_About this exercise_
Which lines of the entries below contain the string "Applicable"? Copy each one.
*** Data supplied ***
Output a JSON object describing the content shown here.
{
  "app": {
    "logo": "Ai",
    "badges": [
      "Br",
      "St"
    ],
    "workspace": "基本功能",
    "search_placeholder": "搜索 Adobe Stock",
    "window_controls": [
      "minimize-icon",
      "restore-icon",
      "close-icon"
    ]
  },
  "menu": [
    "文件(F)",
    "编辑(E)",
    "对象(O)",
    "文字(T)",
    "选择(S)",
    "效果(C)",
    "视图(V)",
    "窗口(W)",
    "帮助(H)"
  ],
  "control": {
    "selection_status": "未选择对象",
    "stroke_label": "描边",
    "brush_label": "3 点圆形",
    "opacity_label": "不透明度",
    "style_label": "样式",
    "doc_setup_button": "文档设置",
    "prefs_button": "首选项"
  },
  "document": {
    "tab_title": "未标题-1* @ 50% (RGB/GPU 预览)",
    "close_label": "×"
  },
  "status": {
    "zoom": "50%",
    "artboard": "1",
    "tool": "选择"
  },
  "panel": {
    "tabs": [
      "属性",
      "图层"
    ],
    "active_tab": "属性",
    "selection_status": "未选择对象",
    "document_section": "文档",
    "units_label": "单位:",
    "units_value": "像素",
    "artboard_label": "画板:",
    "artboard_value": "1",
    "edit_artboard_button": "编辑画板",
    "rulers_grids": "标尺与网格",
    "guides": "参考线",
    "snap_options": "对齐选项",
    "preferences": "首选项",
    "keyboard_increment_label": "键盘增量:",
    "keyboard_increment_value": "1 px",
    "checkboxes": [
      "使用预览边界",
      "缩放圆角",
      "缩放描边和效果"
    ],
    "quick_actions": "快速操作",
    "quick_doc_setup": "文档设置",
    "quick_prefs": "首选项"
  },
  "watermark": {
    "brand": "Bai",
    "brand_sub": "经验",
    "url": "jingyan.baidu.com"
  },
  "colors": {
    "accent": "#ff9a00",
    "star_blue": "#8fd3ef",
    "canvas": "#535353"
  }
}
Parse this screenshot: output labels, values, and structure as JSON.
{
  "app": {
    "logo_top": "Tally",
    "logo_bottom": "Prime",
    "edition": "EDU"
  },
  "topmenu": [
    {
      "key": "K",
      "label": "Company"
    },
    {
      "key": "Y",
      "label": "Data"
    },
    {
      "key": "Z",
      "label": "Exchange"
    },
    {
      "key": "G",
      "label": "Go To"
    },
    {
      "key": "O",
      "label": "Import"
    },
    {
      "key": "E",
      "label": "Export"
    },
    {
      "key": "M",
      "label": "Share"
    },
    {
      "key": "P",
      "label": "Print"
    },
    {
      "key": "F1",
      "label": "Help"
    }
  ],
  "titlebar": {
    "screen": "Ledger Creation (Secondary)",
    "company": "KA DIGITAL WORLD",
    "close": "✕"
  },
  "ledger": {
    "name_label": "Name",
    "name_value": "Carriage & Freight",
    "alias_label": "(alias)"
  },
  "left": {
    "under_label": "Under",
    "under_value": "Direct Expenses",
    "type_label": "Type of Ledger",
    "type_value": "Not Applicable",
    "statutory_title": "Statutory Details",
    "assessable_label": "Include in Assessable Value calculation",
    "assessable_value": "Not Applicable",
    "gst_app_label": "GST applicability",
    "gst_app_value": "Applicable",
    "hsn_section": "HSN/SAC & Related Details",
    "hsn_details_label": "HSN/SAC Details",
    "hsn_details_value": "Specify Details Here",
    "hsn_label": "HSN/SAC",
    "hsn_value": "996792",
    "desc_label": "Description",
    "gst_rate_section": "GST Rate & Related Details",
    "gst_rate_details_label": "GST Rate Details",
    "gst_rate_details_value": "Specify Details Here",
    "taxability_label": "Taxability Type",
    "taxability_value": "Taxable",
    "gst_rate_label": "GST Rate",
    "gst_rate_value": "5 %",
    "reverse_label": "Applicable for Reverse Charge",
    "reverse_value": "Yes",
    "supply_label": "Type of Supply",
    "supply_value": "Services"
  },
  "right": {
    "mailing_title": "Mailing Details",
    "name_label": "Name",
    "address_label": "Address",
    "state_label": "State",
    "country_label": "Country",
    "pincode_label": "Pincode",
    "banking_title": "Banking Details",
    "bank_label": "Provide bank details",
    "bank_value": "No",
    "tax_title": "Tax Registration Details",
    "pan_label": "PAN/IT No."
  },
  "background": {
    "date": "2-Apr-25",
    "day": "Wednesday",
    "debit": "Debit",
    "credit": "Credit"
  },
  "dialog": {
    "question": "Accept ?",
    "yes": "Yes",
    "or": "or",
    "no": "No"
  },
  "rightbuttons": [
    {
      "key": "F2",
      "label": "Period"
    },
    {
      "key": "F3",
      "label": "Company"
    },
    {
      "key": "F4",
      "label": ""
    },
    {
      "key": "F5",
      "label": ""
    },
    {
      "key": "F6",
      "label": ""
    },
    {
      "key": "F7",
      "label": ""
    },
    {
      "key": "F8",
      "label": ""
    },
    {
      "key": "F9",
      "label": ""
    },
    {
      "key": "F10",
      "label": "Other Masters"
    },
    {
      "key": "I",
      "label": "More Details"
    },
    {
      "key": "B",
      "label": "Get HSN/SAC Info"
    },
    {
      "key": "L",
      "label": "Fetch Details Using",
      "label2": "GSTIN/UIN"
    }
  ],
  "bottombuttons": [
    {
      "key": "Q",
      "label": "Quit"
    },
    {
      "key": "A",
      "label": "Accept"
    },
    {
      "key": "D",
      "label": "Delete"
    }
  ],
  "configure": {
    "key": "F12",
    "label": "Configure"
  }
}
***
_Output of the task_
    "type_value": "Not Applicable",
    "assessable_value": "Not Applicable",
    "gst_app_value": "Applicable",
    "reverse_label": "Applicable for Reverse Charge",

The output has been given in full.